━━━━━ PROVIDED RECORDS

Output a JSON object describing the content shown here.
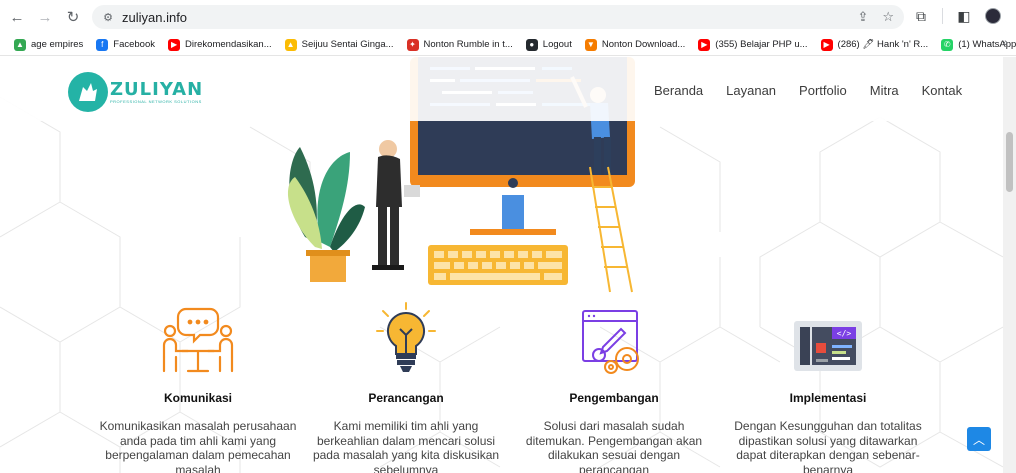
{
  "browser": {
    "url": "zuliyan.info",
    "bookmarks": [
      {
        "label": "age empires",
        "icon": "drive-icon",
        "color": "#34a853"
      },
      {
        "label": "Facebook",
        "icon": "facebook-icon",
        "color": "#1877f2"
      },
      {
        "label": "Direkomendasikan...",
        "icon": "youtube-icon",
        "color": "#ff0000"
      },
      {
        "label": "Seijuu Sentai Ginga...",
        "icon": "drive-icon",
        "color": "#fbbc04"
      },
      {
        "label": "Nonton Rumble in t...",
        "icon": "film-icon",
        "color": "#d93025"
      },
      {
        "label": "Logout",
        "icon": "github-icon",
        "color": "#24292e"
      },
      {
        "label": "Nonton Download...",
        "icon": "download-icon",
        "color": "#f57c00"
      },
      {
        "label": "(355) Belajar PHP u...",
        "icon": "youtube-icon",
        "color": "#ff0000"
      },
      {
        "label": "(286) 🖊 Hank 'n' R...",
        "icon": "youtube-icon",
        "color": "#ff0000"
      },
      {
        "label": "(1) WhatsApp",
        "icon": "whatsapp-icon",
        "color": "#25d366"
      }
    ],
    "more_label": "»"
  },
  "site": {
    "logo_title": "ZULIYAN",
    "logo_subtitle": "PROFESSIONAL NETWORK SOLUTIONS",
    "menu": [
      "Beranda",
      "Layanan",
      "Portfolio",
      "Mitra",
      "Kontak"
    ]
  },
  "services": [
    {
      "icon": "discussion-icon",
      "title": "Komunikasi",
      "text": "Komunikasikan masalah perusahaan anda pada tim ahli kami yang berpengalaman dalam pemecahan masalah"
    },
    {
      "icon": "lightbulb-icon",
      "title": "Perancangan",
      "text": "Kami memiliki tim ahli yang berkeahlian dalam mencari solusi pada masalah yang kita diskusikan sebelumnya"
    },
    {
      "icon": "development-icon",
      "title": "Pengembangan",
      "text": "Solusi dari masalah sudah ditemukan. Pengembangan akan dilakukan sesuai dengan perancangan"
    },
    {
      "icon": "implementation-icon",
      "title": "Implementasi",
      "text": "Dengan Kesungguhan dan totalitas dipastikan solusi yang ditawarkan dapat diterapkan dengan sebenar-benarnya"
    }
  ],
  "colors": {
    "brand": "#26b0a4",
    "back_to_top": "#1e88e5"
  }
}
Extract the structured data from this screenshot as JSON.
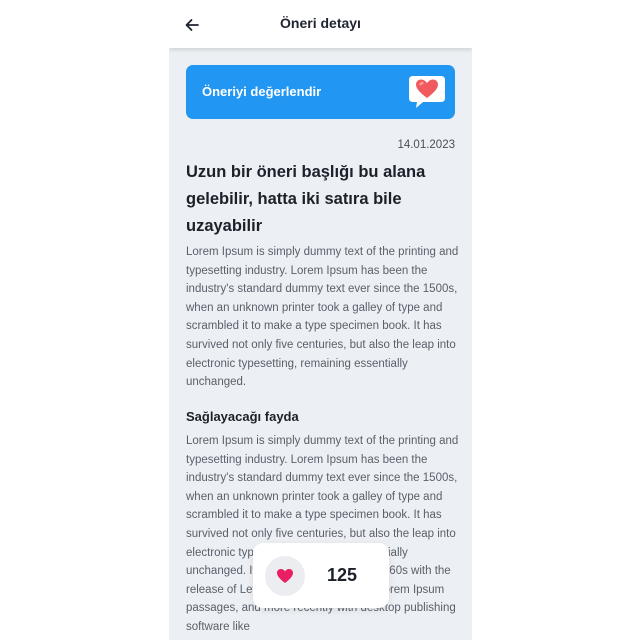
{
  "appbar": {
    "title": "Öneri detayı",
    "back_icon": "arrow-left-icon"
  },
  "rate_banner": {
    "label": "Öneriyi değerlendir",
    "icon": "heart-speech-bubble-icon"
  },
  "date": "14.01.2023",
  "title": "Uzun bir öneri başlığı bu alana gelebilir, hatta iki satıra bile uzayabilir",
  "description": "Lorem Ipsum is simply dummy text of the printing and typesetting industry. Lorem Ipsum has been the industry's standard dummy text ever since the 1500s, when an unknown printer took a galley of type and scrambled it to make a type specimen book. It has survived not only five centuries, but also the leap into electronic typesetting, remaining essentially unchanged.",
  "benefit": {
    "heading": "Sağlayacağı fayda",
    "text": "Lorem Ipsum is simply dummy text of the printing and typesetting industry. Lorem Ipsum has been the industry's standard dummy text ever since the 1500s, when an unknown printer took a galley of type and scrambled it to make a type specimen book. It has survived not only five centuries, but also the leap into electronic typesetting, remaining essentially unchanged. It was popularised in the 1960s with the release of Letraset sheets containing Lorem Ipsum passages, and more recently with desktop publishing software like"
  },
  "likes": {
    "count": "125",
    "icon": "heart-icon"
  },
  "colors": {
    "primary": "#2196f3",
    "heart": "#e91e63",
    "background": "#eceff3"
  }
}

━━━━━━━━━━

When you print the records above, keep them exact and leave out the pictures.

Output a JSON object describing the content shown here.
{
  "browser": {
    "url": "zuliyan.info",
    "bookmarks": [
      {
        "label": "age empires",
        "icon": "drive-icon",
        "color": "#34a853"
      },
      {
        "label": "Facebook",
        "icon": "facebook-icon",
        "color": "#1877f2"
      },
      {
        "label": "Direkomendasikan...",
        "icon": "youtube-icon",
        "color": "#ff0000"
      },
      {
        "label": "Seijuu Sentai Ginga...",
        "icon": "drive-icon",
        "color": "#fbbc04"
      },
      {
        "label": "Nonton Rumble in t...",
        "icon": "film-icon",
        "color": "#d93025"
      },
      {
        "label": "Logout",
        "icon": "github-icon",
        "color": "#24292e"
      },
      {
        "label": "Nonton Download...",
        "icon": "download-icon",
        "color": "#f57c00"
      },
      {
        "label": "(355) Belajar PHP u...",
        "icon": "youtube-icon",
        "color": "#ff0000"
      },
      {
        "label": "(286) 🖊 Hank 'n' R...",
        "icon": "youtube-icon",
        "color": "#ff0000"
      },
      {
        "label": "(1) WhatsApp",
        "icon": "whatsapp-icon",
        "color": "#25d366"
      }
    ],
    "more_label": "»"
  },
  "site": {
    "logo_title": "ZULIYAN",
    "logo_subtitle": "PROFESSIONAL NETWORK SOLUTIONS",
    "menu": [
      "Beranda",
      "Layanan",
      "Portfolio",
      "Mitra",
      "Kontak"
    ]
  },
  "services": [
    {
      "icon": "discussion-icon",
      "title": "Komunikasi",
      "text": "Komunikasikan masalah perusahaan anda pada tim ahli kami yang berpengalaman dalam pemecahan masalah"
    },
    {
      "icon": "lightbulb-icon",
      "title": "Perancangan",
      "text": "Kami memiliki tim ahli yang berkeahlian dalam mencari solusi pada masalah yang kita diskusikan sebelumnya"
    },
    {
      "icon": "development-icon",
      "title": "Pengembangan",
      "text": "Solusi dari masalah sudah ditemukan. Pengembangan akan dilakukan sesuai dengan perancangan"
    },
    {
      "icon": "implementation-icon",
      "title": "Implementasi",
      "text": "Dengan Kesungguhan dan totalitas dipastikan solusi yang ditawarkan dapat diterapkan dengan sebenar-benarnya"
    }
  ],
  "colors": {
    "brand": "#26b0a4",
    "back_to_top": "#1e88e5"
  }
}
Extract the structured data from this screenshot as JSON.
{
  "appbar": {
    "title": "Öneri detayı",
    "back_icon": "arrow-left-icon"
  },
  "rate_banner": {
    "label": "Öneriyi değerlendir",
    "icon": "heart-speech-bubble-icon"
  },
  "date": "14.01.2023",
  "title": "Uzun bir öneri başlığı bu alana gelebilir, hatta iki satıra bile uzayabilir",
  "description": "Lorem Ipsum is simply dummy text of the printing and typesetting industry. Lorem Ipsum has been the industry's standard dummy text ever since the 1500s, when an unknown printer took a galley of type and scrambled it to make a type specimen book. It has survived not only five centuries, but also the leap into electronic typesetting, remaining essentially unchanged.",
  "benefit": {
    "heading": "Sağlayacağı fayda",
    "text": "Lorem Ipsum is simply dummy text of the printing and typesetting industry. Lorem Ipsum has been the industry's standard dummy text ever since the 1500s, when an unknown printer took a galley of type and scrambled it to make a type specimen book. It has survived not only five centuries, but also the leap into electronic typesetting, remaining essentially unchanged. It was popularised in the 1960s with the release of Letraset sheets containing Lorem Ipsum passages, and more recently with desktop publishing software like"
  },
  "likes": {
    "count": "125",
    "icon": "heart-icon"
  },
  "colors": {
    "primary": "#2196f3",
    "heart": "#e91e63",
    "background": "#eceff3"
  }
}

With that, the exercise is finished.